As you can see in the screen shot above the vSphere Data Protection Restore Client is asking for the Local Credentials, which should have local administrator privilege on the VM that you are accessing the client from to be able to restore files to it. This mode is called basic login. Basic login allows a local admin to access backups for this VM only.
The advanced login on the other hand, will allow you to mount, browse and restore files from any VM backups. However, you can only restore to the VM that you are logged on. This is not a problem as you can usually map any network drive and copy whatever files you want there.
Pick the VM and specify the restore point to mount. Nothing will be copied yet to the VM so, feel free to mount multiple VMs or/and restore points to be able to look for and find the files you want.

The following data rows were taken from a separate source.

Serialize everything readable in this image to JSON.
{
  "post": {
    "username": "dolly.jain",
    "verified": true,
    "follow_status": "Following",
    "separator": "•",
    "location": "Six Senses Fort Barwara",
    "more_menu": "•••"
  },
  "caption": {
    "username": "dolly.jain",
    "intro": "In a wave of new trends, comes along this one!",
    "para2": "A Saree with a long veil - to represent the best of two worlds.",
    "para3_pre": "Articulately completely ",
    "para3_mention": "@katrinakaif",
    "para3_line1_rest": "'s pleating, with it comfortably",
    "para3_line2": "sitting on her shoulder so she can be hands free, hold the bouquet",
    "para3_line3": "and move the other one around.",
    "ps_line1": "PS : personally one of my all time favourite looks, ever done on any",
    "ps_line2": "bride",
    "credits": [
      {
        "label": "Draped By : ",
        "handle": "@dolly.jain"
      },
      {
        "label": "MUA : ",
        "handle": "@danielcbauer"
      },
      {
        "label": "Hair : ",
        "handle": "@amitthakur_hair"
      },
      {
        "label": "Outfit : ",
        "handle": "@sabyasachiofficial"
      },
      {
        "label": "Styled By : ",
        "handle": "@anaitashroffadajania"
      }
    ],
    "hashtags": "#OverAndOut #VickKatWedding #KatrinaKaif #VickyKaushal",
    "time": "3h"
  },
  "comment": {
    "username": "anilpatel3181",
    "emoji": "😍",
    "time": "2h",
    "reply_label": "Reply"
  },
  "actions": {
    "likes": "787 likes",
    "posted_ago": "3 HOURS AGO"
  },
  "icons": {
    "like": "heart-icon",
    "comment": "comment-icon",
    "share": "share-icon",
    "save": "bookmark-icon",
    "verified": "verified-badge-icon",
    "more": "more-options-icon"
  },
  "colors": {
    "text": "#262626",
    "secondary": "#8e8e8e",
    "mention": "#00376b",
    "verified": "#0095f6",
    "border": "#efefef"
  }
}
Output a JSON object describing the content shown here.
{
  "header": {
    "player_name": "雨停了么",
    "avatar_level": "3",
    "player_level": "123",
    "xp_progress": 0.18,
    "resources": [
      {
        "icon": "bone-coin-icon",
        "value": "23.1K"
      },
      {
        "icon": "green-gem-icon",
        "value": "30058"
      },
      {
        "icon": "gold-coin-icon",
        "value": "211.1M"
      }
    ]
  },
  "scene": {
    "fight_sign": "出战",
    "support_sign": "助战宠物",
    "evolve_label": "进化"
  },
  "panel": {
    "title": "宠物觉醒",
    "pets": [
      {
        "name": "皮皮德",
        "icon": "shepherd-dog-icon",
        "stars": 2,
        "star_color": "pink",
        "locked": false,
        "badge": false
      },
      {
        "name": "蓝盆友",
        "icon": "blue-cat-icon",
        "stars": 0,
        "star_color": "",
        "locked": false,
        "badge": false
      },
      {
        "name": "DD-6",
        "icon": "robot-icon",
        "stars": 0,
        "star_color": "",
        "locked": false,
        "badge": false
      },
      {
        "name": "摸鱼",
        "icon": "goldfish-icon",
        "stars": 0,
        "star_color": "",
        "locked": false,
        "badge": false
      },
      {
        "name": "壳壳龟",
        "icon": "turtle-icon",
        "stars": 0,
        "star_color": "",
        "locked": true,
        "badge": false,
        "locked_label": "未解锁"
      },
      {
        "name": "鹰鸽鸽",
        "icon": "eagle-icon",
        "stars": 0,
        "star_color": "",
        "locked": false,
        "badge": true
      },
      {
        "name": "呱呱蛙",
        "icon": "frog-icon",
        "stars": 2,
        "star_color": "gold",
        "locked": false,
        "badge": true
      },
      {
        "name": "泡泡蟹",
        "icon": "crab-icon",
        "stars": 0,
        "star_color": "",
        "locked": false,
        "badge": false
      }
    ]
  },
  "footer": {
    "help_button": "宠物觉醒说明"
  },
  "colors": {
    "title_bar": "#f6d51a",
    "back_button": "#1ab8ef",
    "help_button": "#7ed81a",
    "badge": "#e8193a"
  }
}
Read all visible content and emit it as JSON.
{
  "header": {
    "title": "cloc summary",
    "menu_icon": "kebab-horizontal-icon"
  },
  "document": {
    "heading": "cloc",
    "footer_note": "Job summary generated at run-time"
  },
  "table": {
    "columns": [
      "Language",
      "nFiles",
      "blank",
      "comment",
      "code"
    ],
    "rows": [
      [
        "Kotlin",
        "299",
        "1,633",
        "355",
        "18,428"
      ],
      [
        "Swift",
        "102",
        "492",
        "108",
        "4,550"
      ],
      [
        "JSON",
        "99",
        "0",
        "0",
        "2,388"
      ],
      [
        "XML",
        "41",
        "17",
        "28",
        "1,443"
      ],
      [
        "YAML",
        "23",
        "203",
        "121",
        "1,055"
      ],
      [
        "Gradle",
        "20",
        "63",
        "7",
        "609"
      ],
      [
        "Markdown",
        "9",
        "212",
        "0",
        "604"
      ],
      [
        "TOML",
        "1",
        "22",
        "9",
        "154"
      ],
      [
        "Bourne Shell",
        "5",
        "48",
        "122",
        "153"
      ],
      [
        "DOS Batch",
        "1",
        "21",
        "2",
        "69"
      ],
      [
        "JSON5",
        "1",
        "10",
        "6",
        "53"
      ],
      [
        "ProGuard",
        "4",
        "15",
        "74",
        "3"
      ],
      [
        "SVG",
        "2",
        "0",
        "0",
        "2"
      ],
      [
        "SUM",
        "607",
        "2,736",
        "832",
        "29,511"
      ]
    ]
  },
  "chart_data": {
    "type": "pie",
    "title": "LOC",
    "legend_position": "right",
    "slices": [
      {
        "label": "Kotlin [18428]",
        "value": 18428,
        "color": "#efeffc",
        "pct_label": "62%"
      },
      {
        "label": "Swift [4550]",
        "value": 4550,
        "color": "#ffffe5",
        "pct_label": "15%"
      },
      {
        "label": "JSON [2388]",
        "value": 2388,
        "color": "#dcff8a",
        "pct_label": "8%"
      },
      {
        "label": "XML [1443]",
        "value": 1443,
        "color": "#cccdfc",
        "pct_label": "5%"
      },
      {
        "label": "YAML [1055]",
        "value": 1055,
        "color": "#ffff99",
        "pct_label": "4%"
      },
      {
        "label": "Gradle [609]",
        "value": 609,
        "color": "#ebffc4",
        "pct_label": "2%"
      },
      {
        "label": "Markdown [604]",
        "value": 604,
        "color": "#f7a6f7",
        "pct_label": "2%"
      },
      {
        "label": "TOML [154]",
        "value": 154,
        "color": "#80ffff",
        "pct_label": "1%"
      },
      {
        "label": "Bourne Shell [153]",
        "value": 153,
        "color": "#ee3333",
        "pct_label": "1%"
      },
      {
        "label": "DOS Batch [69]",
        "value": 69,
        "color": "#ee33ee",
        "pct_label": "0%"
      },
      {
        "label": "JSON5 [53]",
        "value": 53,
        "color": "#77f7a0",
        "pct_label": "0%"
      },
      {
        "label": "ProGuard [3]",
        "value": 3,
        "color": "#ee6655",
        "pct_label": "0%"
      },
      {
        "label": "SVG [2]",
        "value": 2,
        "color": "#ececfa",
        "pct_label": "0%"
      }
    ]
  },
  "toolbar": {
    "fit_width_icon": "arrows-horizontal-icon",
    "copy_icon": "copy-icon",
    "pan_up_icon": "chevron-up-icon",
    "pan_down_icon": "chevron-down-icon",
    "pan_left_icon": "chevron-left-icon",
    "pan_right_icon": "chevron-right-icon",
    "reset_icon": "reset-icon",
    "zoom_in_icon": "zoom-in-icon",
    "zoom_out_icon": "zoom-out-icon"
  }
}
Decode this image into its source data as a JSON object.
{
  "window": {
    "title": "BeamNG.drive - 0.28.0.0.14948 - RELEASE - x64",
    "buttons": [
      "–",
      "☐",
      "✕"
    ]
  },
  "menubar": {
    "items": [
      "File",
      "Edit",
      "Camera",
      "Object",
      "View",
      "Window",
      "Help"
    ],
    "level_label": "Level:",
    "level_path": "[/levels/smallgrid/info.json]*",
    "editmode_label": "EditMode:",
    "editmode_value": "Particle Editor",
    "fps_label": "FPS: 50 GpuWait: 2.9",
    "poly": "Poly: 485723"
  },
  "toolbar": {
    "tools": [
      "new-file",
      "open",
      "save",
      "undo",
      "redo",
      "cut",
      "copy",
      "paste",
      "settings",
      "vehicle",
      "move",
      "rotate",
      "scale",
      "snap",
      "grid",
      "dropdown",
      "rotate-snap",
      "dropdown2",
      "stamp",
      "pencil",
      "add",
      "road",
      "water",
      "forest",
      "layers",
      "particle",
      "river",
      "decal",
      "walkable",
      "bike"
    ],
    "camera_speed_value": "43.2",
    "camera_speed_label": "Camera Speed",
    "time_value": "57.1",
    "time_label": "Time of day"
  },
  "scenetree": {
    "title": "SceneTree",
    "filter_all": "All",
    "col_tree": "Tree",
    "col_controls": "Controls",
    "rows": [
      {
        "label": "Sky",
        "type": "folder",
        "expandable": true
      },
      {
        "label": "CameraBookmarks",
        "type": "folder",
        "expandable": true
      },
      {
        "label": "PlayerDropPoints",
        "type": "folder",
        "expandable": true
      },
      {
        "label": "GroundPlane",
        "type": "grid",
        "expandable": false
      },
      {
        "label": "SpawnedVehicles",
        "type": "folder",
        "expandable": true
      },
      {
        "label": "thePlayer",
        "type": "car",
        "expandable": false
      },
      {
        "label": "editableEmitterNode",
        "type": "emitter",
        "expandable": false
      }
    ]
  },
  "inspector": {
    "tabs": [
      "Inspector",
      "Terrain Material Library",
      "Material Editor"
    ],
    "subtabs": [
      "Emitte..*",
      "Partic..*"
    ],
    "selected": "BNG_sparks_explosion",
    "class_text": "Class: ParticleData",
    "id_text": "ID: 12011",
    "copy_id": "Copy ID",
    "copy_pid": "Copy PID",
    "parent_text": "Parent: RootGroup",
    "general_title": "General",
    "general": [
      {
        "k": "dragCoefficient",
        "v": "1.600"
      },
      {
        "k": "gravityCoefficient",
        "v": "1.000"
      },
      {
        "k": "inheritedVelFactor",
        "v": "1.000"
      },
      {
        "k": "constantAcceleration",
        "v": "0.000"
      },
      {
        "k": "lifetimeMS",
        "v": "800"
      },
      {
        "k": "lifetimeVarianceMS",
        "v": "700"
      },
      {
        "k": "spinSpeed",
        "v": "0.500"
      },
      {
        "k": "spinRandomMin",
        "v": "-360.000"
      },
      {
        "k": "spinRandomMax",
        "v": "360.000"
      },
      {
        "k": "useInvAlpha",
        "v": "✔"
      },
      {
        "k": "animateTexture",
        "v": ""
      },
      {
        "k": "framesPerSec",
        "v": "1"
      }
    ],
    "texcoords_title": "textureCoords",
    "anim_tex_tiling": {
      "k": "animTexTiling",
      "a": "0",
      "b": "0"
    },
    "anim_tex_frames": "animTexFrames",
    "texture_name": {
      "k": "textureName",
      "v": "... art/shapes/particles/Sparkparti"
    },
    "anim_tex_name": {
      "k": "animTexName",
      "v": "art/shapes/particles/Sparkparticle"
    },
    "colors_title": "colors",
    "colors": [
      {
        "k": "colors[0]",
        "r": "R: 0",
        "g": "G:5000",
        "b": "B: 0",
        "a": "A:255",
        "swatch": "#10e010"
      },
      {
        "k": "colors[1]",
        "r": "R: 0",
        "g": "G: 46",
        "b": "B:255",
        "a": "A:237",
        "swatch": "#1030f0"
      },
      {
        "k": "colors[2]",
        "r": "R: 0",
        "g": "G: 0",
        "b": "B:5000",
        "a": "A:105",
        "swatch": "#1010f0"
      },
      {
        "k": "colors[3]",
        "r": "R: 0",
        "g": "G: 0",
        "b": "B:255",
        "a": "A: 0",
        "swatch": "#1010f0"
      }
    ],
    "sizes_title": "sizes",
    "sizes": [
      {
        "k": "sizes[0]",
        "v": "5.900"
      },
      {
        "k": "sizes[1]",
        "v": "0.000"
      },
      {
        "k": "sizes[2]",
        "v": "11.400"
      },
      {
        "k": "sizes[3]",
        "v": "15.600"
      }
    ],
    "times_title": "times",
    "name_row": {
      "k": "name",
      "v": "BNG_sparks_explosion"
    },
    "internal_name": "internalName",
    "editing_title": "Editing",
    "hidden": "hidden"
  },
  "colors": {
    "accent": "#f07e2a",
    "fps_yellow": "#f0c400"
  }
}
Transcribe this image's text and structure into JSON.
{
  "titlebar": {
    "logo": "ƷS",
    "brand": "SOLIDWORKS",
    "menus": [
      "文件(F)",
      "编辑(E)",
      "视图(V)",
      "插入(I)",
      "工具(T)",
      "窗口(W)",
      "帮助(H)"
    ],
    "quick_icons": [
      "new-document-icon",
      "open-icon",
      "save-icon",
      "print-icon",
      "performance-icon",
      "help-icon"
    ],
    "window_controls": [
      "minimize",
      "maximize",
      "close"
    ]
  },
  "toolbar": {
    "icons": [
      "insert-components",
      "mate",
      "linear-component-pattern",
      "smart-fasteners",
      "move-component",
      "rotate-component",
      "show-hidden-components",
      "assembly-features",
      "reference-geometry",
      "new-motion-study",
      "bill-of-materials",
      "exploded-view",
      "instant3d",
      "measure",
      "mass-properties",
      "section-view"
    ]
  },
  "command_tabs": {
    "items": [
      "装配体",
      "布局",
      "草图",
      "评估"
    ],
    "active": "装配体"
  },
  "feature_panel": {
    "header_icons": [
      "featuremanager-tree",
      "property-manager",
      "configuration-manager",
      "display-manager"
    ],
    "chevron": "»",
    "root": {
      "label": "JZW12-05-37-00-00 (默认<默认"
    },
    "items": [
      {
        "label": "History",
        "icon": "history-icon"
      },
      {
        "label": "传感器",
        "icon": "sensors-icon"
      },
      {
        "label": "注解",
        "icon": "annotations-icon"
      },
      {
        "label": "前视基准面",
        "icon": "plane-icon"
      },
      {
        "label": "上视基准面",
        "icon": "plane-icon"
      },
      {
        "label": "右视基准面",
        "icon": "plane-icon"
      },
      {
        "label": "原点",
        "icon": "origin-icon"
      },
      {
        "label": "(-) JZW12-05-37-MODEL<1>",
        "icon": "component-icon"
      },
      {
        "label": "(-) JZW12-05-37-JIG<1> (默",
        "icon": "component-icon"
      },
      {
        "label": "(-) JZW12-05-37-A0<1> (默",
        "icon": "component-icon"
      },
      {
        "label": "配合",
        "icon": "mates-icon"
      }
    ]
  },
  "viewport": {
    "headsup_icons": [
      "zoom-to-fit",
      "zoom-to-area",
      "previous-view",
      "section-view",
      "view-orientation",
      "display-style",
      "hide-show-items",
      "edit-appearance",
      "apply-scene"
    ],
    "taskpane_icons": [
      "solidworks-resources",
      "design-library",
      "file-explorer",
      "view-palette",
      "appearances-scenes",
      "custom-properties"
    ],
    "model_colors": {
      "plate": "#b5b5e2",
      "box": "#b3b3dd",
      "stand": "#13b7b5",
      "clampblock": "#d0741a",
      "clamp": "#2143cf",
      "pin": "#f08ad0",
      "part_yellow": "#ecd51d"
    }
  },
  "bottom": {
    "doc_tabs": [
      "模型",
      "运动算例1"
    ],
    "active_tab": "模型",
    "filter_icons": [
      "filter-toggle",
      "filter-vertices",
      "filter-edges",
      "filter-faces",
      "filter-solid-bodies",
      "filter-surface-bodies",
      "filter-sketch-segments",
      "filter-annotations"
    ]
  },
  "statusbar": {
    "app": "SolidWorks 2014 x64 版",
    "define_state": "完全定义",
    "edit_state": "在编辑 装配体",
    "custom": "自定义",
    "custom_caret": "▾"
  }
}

Hopefully you will find what you are looking for. In this case I want to restore IIS related files.
The only thing left is to select a destination to restore the files to. I created a folder for this purpose and named it restore.
As with almost all wizards, it will ask you if you are sure that you want to start this restore job. It will also warn you that deepening on the number or size files selected this may take a long time to complete. It actually took longer than I expect to start, so be patient and do not be alarmed if things do not to be moving at 1st as the VDP took some time preparing before it started to restore anything to my folder.
Some File Level Recovery limitations
As great as the FLR is, it has some limitations. One that has really affected me is that it does not support Windows dynamic disks. Dynamic disks are multi-drive partitions composed of two or more virtual disks. Although VMFS 5.x can support datastores up to 64TB, a single virtual disk file still cannot be larger than 2TB. These limits should not be an issue with most VMs, but for a file server, I needed 4TB as a single disk, so I created a Multi-Drive Partition of 2x2TBs to reach the 4TB needed. This VMFS limitation and that FLR limitation combined prevented me from using file level recovery for one of my file server.
Also FLR does not support GPT, which again is needed for disks larger than 2TB. Since VDP advanced can back up 8TB of deduplicated files, those two limitations becomes more obvious.
However, the limitation does not end with size. FLR does not like encrypted or compressed partitions, cannot restore symbolic links and does not support ext4, FAT16 or FAT32 file systems.
Still FLR is a great thing to have, but we need to remember that VDP and all its features were not created as the ultimate solution for every organization's backup needs. It is meant for small- and medium-size companies who need to back up their VMs and cannot use a more costly and comprehensive virtualization backup solution. Those SMBs will need to work around those limitations and enjoy the many advantages of the VDP including, File Level Recovery.